§ WORK INSTRUCTION
Each line in the entries that has the word "data" has to be copied.

§ EXCERPTED RECORDS

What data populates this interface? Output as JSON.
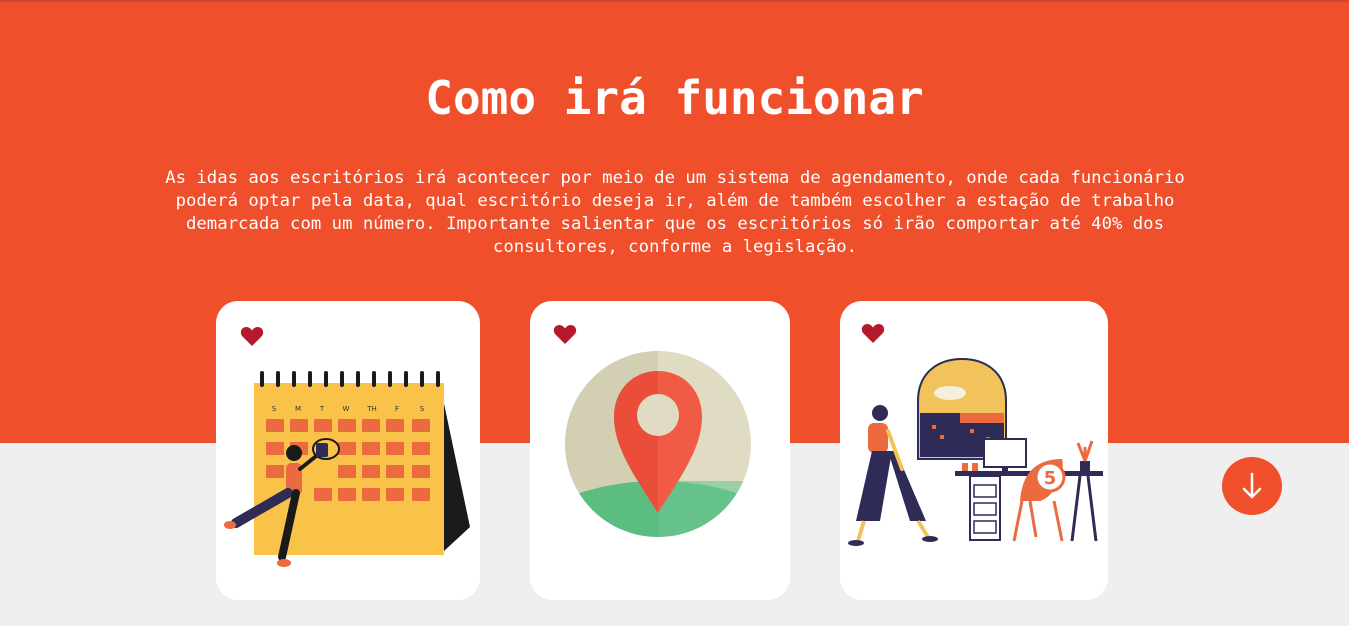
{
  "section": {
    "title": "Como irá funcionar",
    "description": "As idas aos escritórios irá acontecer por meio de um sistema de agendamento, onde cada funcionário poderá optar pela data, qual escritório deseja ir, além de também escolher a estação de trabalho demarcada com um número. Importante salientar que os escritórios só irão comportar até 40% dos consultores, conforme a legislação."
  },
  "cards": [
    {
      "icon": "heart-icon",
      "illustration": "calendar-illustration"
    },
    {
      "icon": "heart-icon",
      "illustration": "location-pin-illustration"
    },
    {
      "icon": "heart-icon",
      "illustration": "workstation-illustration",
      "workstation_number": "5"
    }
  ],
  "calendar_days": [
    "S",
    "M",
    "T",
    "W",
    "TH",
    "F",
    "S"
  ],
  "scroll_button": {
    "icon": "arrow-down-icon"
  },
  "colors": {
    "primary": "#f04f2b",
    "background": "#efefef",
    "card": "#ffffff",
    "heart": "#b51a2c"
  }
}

§ REPLY
What data populates this interface? Output as JSON.
    "description": "As idas aos escritórios irá acontecer por meio de um sistema de agendamento, onde cada funcionário poderá optar pela data, qual escritório deseja ir, além de também escolher a estação de trabalho demarcada com um número. Importante salientar que os escritórios só irão comportar até 40% dos consultores, conforme a legislação."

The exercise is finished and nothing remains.